--- START ---
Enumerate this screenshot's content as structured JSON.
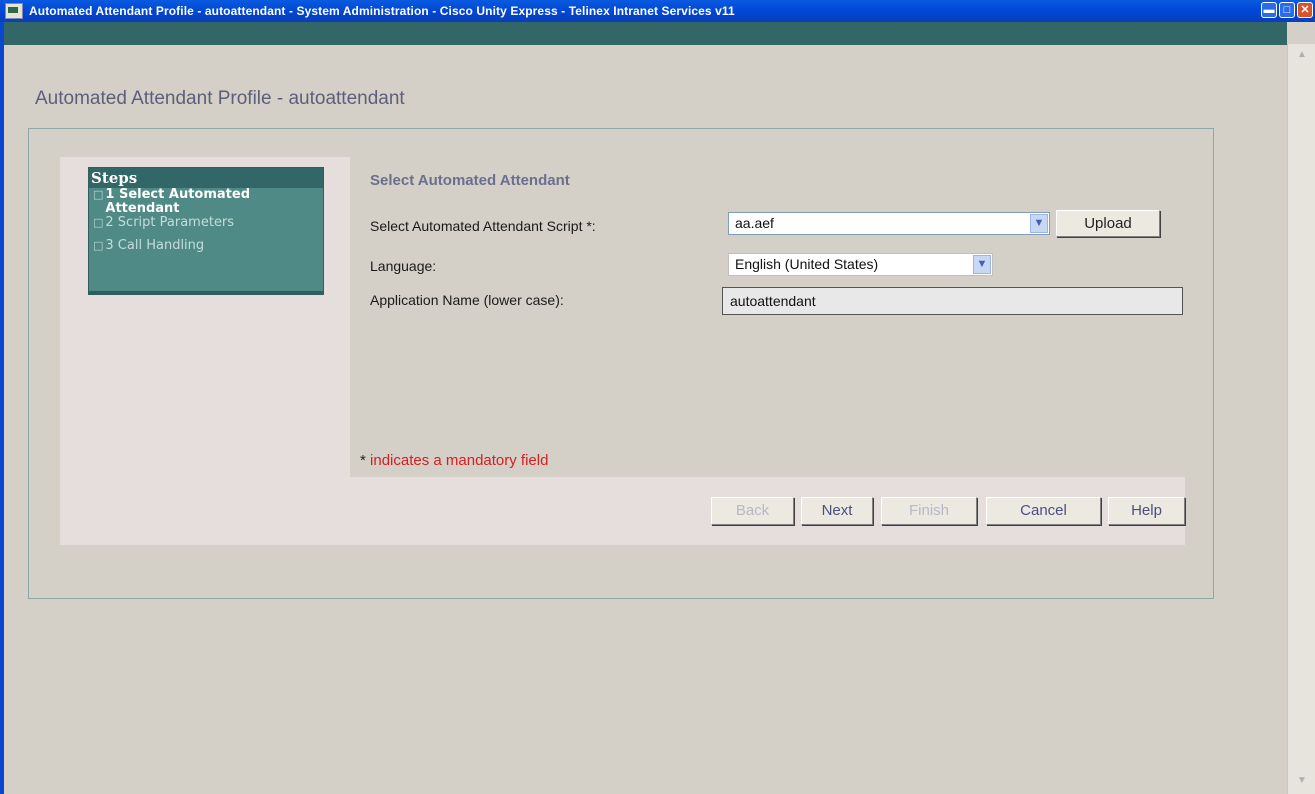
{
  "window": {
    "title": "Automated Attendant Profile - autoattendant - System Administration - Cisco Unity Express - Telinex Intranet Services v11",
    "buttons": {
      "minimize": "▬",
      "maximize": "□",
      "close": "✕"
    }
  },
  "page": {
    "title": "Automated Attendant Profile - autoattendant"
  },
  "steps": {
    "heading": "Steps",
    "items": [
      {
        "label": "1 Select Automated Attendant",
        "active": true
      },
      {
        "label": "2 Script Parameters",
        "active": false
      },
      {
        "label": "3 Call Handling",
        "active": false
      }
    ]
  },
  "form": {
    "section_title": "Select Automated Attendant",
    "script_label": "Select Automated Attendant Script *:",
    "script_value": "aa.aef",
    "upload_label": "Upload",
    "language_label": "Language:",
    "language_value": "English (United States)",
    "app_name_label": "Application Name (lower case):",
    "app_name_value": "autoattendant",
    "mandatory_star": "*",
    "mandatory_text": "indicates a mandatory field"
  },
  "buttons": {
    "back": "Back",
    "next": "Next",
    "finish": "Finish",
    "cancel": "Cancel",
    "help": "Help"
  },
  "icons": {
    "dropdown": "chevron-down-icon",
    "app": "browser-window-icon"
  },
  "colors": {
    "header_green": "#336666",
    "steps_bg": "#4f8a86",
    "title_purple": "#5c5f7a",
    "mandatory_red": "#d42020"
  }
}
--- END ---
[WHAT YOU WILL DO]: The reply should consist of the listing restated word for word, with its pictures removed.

[EXERCISE SOLUTION]:
Enumerate this screenshot's content as structured JSON.
{
  "window": {
    "title": "Automated Attendant Profile - autoattendant - System Administration - Cisco Unity Express - Telinex Intranet Services v11",
    "buttons": {
      "minimize": "▬",
      "maximize": "□",
      "close": "✕"
    }
  },
  "page": {
    "title": "Automated Attendant Profile - autoattendant"
  },
  "steps": {
    "heading": "Steps",
    "items": [
      {
        "label": "1 Select Automated Attendant",
        "active": true
      },
      {
        "label": "2 Script Parameters",
        "active": false
      },
      {
        "label": "3 Call Handling",
        "active": false
      }
    ]
  },
  "form": {
    "section_title": "Select Automated Attendant",
    "script_label": "Select Automated Attendant Script *:",
    "script_value": "aa.aef",
    "upload_label": "Upload",
    "language_label": "Language:",
    "language_value": "English (United States)",
    "app_name_label": "Application Name (lower case):",
    "app_name_value": "autoattendant",
    "mandatory_star": "*",
    "mandatory_text": "indicates a mandatory field"
  },
  "buttons": {
    "back": "Back",
    "next": "Next",
    "finish": "Finish",
    "cancel": "Cancel",
    "help": "Help"
  },
  "icons": {
    "dropdown": "chevron-down-icon",
    "app": "browser-window-icon"
  },
  "colors": {
    "header_green": "#336666",
    "steps_bg": "#4f8a86",
    "title_purple": "#5c5f7a",
    "mandatory_red": "#d42020"
  }
}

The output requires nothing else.